Desktop Metal and Henkel have announced the first initial workflow validations on the Xtreme 8K, the largest DLP build volume machine for the 3D Printing market. Over the past two years, the companies have collaborated on various unique applications on ETEC’s printer platforms for industrial and medical use. The onboarding of Loctite branded formulations represents both partners’ strategic vision to support volume production in additive manufacturing.
A workflow specific to the machine and material is needed to achieve optimal and repeatable results. Loctite 3D Printing has pioneered the sharing of detailed workflows developed specifically to the machine and material. The workflow validations provide complete specifications for printing, curing, and cleaning parts printed with Loctite materials.
The acquisition of ETEC by Desktop Metal in 2021 continues both companies’ partnership agreement and deepens the commitment to drive the adoption of production-level 3D Printing further. As already announced in 2021 Loctite has validated several materials on the ETEC Envision One printers, including:
- Loctite 3D 3955 HDT280 FST – The first 3D photopolymer material that passes vertical burn and aerospace FST standards with an HDT of >300°C. This halogen-free flame retardant material with UL94-V0 rating delivers extremely high HDT and excellent flexural and tensile physical properties.
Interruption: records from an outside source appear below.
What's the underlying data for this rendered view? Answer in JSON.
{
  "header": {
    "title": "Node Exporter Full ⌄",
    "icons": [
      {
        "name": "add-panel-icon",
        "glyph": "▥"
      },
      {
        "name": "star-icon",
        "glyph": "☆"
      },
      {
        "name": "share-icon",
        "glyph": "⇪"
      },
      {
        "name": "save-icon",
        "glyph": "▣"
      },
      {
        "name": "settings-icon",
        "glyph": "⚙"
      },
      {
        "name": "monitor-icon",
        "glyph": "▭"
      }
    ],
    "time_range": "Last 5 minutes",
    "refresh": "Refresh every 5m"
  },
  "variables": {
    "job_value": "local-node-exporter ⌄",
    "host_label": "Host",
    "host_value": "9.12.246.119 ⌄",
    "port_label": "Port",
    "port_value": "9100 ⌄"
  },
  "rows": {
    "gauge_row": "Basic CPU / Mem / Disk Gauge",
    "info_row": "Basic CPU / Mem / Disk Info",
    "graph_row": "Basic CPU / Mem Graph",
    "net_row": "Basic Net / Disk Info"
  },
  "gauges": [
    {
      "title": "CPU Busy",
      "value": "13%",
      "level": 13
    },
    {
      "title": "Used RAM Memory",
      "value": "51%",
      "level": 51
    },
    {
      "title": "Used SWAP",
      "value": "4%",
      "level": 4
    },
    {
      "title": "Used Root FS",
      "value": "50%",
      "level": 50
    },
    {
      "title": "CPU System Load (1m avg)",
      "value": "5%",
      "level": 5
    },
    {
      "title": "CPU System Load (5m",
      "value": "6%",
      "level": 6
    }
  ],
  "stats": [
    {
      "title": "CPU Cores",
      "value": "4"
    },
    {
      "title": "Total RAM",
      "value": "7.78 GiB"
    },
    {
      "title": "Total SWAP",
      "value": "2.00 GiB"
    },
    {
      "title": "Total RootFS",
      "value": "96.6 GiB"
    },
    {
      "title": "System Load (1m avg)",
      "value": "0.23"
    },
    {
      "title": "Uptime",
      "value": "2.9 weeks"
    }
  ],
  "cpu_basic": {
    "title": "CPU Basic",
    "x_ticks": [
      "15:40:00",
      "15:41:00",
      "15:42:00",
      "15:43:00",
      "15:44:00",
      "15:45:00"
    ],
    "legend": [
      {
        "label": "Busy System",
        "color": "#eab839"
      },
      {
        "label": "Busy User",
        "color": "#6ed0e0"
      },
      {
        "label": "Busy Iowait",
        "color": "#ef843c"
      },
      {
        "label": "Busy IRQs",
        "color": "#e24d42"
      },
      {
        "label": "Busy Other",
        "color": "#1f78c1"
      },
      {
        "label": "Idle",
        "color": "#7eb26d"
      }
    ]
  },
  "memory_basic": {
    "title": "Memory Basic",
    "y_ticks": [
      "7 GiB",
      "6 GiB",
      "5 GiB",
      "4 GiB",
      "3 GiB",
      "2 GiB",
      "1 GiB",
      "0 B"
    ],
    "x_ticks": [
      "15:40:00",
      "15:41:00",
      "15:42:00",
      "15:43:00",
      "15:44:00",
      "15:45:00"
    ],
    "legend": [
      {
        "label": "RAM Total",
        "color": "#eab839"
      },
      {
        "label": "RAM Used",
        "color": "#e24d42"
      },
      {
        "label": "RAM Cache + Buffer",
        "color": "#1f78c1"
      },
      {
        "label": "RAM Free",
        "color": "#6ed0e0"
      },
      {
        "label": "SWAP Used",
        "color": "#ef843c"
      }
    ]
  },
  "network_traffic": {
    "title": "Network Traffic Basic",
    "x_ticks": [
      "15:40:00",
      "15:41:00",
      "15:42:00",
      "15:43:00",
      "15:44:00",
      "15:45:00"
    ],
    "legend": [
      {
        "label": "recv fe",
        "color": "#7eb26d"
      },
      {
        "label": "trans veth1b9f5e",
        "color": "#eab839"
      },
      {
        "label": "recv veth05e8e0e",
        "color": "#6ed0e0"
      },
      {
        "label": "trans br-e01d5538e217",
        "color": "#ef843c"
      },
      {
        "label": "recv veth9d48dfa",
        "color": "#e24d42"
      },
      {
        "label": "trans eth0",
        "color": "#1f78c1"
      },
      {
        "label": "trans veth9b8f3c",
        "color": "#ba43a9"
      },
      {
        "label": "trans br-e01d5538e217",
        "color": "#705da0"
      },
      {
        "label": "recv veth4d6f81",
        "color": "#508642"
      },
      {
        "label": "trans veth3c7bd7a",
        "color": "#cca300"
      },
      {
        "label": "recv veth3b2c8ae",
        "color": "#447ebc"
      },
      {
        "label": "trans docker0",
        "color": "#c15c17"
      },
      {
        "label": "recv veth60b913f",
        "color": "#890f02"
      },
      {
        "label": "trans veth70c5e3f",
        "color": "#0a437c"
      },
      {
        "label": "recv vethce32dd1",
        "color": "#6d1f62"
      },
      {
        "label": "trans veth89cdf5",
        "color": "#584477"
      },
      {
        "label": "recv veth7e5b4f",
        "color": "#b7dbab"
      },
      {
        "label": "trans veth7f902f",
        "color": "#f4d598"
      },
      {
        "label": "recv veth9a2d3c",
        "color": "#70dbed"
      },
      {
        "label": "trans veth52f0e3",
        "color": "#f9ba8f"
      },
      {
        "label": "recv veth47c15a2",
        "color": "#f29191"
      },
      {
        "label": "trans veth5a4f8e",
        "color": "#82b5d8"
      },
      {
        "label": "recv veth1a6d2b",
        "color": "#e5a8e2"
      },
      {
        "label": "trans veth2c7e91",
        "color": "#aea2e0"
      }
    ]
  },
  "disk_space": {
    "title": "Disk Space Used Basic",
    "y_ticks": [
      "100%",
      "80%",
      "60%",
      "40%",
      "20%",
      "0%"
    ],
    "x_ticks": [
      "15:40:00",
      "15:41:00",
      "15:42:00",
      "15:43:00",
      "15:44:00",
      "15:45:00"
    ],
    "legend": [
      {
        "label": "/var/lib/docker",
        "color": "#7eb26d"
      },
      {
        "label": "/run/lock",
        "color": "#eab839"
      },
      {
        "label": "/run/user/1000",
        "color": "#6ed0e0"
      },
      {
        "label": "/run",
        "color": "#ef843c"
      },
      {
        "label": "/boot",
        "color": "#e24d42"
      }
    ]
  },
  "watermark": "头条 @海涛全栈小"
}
- Loctite 3D IND406 HDT100 High Elongation – A tough material with all-round strength, good impact resistance, high elongation, and an HDT of >100°C
- Loctite 3D IND402 A70 High Rebound – A high-rebound elastomer with high elongation and energy return that does not require additional thermal post-processing.
The onboarding of photoplastic and photoelastic single-part materials on the Envision One printers allowed users to print highly viscous and solid resins. The additional initial workflows on the Xtreme 8k open up a myriad of solutions across more than eight hundred industry segments.
The Xtreme 8k offers the world’s largest production-grade DLP 3D printer for high-volume production of end-use parts. The Xtreme 8k uses top-down printing to allow for faster curing of each layer, high-power projectors, and a custom optical train to ensure high power is delivered to each voxel. This combination means that the large format 3D printer allows the production of large 3D parts without sacrificing quality or accuracy.
Combining Henkel’s material expertise and ETEC’s advanced printer hardware allows for the adoption of end-use 3D printed parts. With an impressive build volume of 450 x 371 x 399 mm, users can now take advantage of the increased manufacturing capacity of over 150 liters of resin. Coupled with Loctite 3D photoplastic resins, customers can quickly produce tough and durable end-use parts with outstanding surface finish and premium mechanical properties.
“I saw the Xtreme 8K before its release and knew it would excite the industrial additive space with the large build volume. I am pleased with our teams' work to bring Loctite resins to the platform with initial workflow validations," said Sam Bail, Head of Business Development Management and Partnerships for Loctite 3D Printing at Henkel.
The following Loctite branded photopolymer materials have been initially validated on the new Xtreme 8K machine:
- Loctite 3D 3843 HDT60 High Toughness: A high-strength ABS-like engineering plastic with superior impact resistance and excellent surface finish. It displays high green strength and HDT.
- Loctite 3D IND405 HDT50 High Elongation: A high-strength, tough PP-like engineering plastic with outstanding impact resistance and excellent surface finish properties.
“Our team is delighted to partner with Henkel and offer their Loctite materials on our truly differentiated DLP printing systems,” said Ric Fulop, Founder and CEO, Desktop Metal. “By printing Loctite 3D IND405 HDT50 High Elongation and Loctite 3D 3843 HDT60 High Toughness on the ETEC Xtreme 8K, manufacturers will be able to produce on-demand end-use parts in all-new sizes and at higher throughputs that help drive down the per-part cost. What’s more, they won’t need to pay for, or wait for, tooling to get the job done affordably.”